The term “extreme weather” is self-explanatory, except for the degree of what constitutes “extreme.” Typically, it refers to weather events that are stronger than expected or predicted based on historical analyses of past similar events at similar times in similar places. For example, the National Ocean and Atmospheric Administration defines an extreme weather event as one lying in the outermost (“most unusual”) 10 percent of a place’s history.
The attribution of extreme weather is the developing science of connecting these events with climate change as a causal agent. The attribution does not claim a specific weather event was caused solely by climate change but only that climate change has made the event more extreme than otherwise would be expected based on past history. In other words, climate change is making storms more frequent and more intense.

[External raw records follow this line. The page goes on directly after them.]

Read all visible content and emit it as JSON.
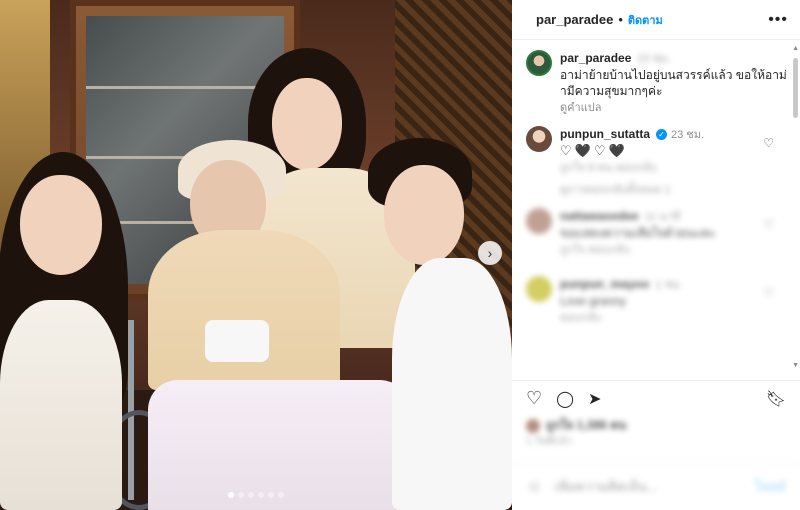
{
  "post": {
    "username": "par_paradee",
    "follow_label": "ติดตาม",
    "more_icon": "•••"
  },
  "caption": {
    "username": "par_paradee",
    "time": "23 ชม.",
    "text": "อาม่าย้ายบ้านไปอยู่บนสวรรค์แล้ว ขอให้อาม่ามีความสุขมากๆค่ะ",
    "translate_label": "ดูคำแปล"
  },
  "comments": [
    {
      "username": "punpun_sutatta",
      "verified": true,
      "time": "23 ชม.",
      "text": "♡🖤♡🖤",
      "likes": "ถูกใจ 8 คน",
      "reply": "ตอบกลับ",
      "view_replies": "ดูการตอบกลับทั้งหมด 1"
    },
    {
      "username": "nattawasedee",
      "time": "11 นาที",
      "text": "ขอแสดงความเสียใจด้วยนะคะ",
      "reply": "ตอบกลับ",
      "likes": "ถูกใจ"
    },
    {
      "username": "punpun_mayoo",
      "time": "1 ชม.",
      "text": "Love granny",
      "reply": "ตอบกลับ"
    }
  ],
  "footer": {
    "likes_text": "ถูกใจ 1,386 คน",
    "date": "1 วันที่แล้ว",
    "add_comment_placeholder": "เพิ่มความคิดเห็น...",
    "post_label": "โพสต์"
  },
  "colors": {
    "accent": "#0095f6",
    "text": "#262626",
    "muted": "#8e8e8e"
  }
}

This science of attribution has become more widely accepted over the past several decades. With technological developments and the growing sophistication of computer modeling, and the accumulating data on emissions and conditions across the globe, there is growing confidence in connecting more and more dots between weather events and climate change.
Some further ideas to explore on Extreme Weather Attribution:

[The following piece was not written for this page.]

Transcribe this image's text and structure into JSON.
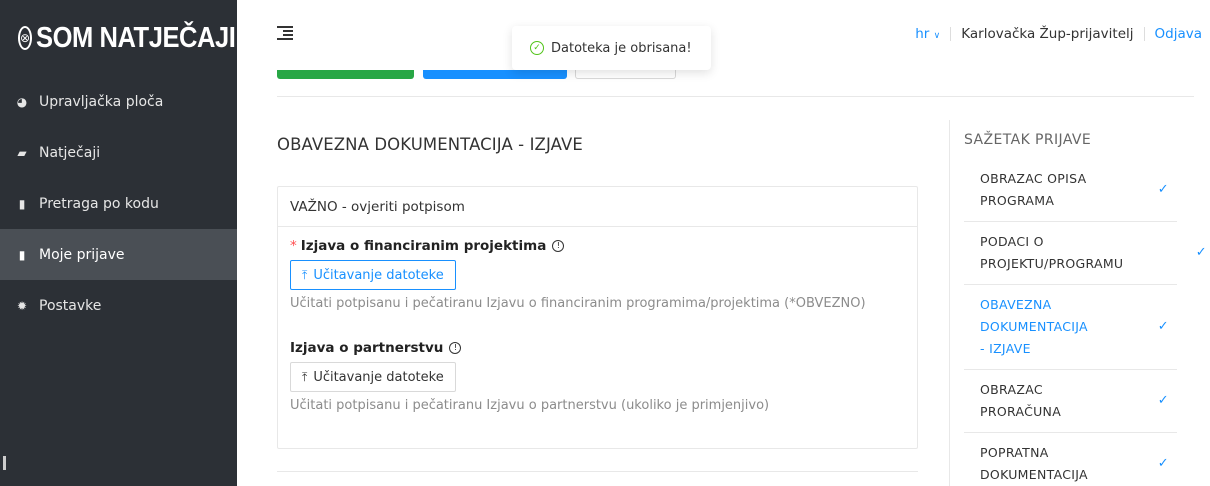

When did you personally last experience an extreme weather event?
How extreme was it in comparison with past similar events?
Determine whether and/or to what extent the event was affected by climate change?

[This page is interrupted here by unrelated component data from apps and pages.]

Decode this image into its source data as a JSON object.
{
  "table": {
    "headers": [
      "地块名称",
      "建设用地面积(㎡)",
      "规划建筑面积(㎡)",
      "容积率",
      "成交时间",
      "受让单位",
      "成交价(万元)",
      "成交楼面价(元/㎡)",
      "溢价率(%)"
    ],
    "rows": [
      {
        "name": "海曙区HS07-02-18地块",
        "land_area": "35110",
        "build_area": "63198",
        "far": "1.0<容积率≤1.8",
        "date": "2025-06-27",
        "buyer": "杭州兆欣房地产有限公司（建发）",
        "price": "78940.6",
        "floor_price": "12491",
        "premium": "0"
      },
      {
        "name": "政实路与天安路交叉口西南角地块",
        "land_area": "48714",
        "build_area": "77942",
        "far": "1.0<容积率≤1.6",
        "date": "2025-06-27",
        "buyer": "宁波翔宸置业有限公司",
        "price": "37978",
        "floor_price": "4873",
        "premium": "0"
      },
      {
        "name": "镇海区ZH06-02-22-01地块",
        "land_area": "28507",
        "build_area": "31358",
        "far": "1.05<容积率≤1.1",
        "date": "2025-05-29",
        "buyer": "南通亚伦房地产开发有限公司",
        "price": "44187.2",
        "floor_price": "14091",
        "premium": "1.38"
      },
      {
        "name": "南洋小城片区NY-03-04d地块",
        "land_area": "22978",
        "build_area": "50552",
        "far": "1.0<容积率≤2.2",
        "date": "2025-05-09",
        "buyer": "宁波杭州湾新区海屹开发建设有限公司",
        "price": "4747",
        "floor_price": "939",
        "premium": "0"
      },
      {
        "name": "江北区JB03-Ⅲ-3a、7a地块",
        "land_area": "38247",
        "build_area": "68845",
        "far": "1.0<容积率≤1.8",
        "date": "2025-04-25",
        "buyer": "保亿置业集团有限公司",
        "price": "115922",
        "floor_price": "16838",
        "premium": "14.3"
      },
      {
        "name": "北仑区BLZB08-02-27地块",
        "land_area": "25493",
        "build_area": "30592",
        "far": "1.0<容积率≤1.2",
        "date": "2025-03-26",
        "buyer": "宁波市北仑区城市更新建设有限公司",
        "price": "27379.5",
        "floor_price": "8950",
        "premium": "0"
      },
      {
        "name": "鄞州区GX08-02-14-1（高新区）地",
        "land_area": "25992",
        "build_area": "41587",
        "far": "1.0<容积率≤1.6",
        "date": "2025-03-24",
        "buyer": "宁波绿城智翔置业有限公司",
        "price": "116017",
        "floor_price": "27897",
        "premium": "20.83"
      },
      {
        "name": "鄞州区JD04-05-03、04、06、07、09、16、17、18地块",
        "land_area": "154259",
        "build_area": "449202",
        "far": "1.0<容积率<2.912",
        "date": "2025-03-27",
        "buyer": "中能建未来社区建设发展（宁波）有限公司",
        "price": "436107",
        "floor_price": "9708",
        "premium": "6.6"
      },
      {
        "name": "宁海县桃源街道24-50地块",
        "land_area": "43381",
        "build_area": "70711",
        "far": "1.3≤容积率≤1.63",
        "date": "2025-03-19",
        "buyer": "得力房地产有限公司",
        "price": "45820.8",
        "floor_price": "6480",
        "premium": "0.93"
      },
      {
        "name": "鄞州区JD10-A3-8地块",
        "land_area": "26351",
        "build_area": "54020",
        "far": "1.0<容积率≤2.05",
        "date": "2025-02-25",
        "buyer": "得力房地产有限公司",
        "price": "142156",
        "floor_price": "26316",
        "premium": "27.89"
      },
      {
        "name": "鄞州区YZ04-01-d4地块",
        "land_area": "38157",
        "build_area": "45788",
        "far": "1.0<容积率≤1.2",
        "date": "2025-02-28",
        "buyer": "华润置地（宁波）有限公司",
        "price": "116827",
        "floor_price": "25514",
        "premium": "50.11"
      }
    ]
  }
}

National Oceanic and Atmospheric Administration (NOAA), Extreme Events bit.ly/2WmCwGR
Michael Mann, “It’s a fact: climate change made Hurricane Harvey more deadly,” The Guardian (28 August 2017). bit.ly/2iDj6P6
Andrea Thompson, “Attribution Studies Home in on Climate Change Signal,” Climate Central (5 Nov 2017). https://bit.ly/20xwNLX
Chelsea Harvey, “Here’s What We Know about Wildfires and Climate Change,” Scientific American (13 Oct 2017). bit.ly/2wUic3d
See, also, Report on “Extreme Weather Attribution: It’s Here to Stay” in irish environment (November 2017). bit.ly/2WrGPRw